▶ **BRIEF**
What lines in the records include the string "Enter"? Return each one.

=== MATERIAL PROVIDED ===

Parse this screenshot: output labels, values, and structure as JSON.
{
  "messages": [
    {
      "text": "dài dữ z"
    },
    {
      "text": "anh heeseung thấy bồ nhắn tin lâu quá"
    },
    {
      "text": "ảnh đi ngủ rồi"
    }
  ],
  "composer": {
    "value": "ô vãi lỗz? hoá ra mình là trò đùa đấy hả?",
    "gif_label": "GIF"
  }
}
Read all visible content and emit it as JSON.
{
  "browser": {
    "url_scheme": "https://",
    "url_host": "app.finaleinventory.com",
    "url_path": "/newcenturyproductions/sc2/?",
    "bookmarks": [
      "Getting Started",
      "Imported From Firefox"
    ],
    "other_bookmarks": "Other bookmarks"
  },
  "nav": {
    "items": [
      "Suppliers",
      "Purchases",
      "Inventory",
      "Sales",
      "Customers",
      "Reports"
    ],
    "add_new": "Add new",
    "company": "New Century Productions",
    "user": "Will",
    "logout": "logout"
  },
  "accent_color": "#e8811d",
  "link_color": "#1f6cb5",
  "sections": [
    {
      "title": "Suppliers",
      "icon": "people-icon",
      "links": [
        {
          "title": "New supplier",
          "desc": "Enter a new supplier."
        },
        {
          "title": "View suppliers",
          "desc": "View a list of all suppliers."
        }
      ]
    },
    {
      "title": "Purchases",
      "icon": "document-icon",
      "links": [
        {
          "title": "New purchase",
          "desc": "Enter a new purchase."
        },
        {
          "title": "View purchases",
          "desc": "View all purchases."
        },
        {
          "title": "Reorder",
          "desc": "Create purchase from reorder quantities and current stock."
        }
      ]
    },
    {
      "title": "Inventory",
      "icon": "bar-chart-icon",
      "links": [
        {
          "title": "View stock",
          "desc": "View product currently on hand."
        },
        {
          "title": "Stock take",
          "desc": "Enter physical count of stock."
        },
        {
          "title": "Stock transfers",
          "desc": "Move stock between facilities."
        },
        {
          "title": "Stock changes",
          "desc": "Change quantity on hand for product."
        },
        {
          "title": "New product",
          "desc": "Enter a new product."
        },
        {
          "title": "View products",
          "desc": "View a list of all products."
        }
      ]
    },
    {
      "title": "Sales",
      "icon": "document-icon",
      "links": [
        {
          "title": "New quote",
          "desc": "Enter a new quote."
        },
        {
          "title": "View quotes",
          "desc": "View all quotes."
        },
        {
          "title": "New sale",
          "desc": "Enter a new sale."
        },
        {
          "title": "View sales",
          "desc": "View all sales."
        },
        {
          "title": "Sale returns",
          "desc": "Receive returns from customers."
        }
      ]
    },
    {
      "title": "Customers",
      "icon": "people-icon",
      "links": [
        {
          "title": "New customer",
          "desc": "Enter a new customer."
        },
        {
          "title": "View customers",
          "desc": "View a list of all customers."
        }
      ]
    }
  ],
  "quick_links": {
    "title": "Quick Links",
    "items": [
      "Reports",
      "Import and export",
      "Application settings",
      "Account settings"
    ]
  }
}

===

▶ **WRITTEN RESPONSE**
          "desc": "Enter a new supplier."
          "desc": "Enter a new purchase."
          "desc": "Enter physical count of stock."
          "desc": "Enter a new product."
          "desc": "Enter a new quote."
          "desc": "Enter a new sale."
          "desc": "Enter a new customer."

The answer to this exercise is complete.